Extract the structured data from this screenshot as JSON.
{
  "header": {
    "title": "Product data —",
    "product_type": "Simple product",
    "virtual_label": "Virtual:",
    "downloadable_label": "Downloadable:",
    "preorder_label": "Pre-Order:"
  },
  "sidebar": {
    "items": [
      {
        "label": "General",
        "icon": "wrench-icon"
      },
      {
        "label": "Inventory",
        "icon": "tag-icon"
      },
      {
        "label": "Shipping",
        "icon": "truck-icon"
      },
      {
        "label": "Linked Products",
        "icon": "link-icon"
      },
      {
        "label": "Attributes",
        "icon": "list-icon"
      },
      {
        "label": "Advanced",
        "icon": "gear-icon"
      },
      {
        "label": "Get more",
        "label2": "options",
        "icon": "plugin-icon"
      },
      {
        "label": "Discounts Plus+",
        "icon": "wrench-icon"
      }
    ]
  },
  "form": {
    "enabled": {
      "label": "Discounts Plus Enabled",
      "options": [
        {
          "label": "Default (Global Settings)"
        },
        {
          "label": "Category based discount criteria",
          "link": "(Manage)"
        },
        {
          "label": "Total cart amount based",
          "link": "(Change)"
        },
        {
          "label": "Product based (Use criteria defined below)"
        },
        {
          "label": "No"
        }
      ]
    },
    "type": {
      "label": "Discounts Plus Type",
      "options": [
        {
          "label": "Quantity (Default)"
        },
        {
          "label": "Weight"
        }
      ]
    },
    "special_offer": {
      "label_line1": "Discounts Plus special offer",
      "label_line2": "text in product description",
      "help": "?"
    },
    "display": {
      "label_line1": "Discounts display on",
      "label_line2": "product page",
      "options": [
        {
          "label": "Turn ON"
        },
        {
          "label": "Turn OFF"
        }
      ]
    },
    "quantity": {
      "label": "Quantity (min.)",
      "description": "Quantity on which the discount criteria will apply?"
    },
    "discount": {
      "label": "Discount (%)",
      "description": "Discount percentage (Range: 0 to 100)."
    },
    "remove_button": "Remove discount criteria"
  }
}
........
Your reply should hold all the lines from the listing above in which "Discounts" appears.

▶ [Response to the exercise]:
        "label": "Discounts Plus+",
      "label": "Discounts Plus Enabled",
      "label": "Discounts Plus Type",
      "label_line1": "Discounts Plus special offer",
      "label_line1": "Discounts display on",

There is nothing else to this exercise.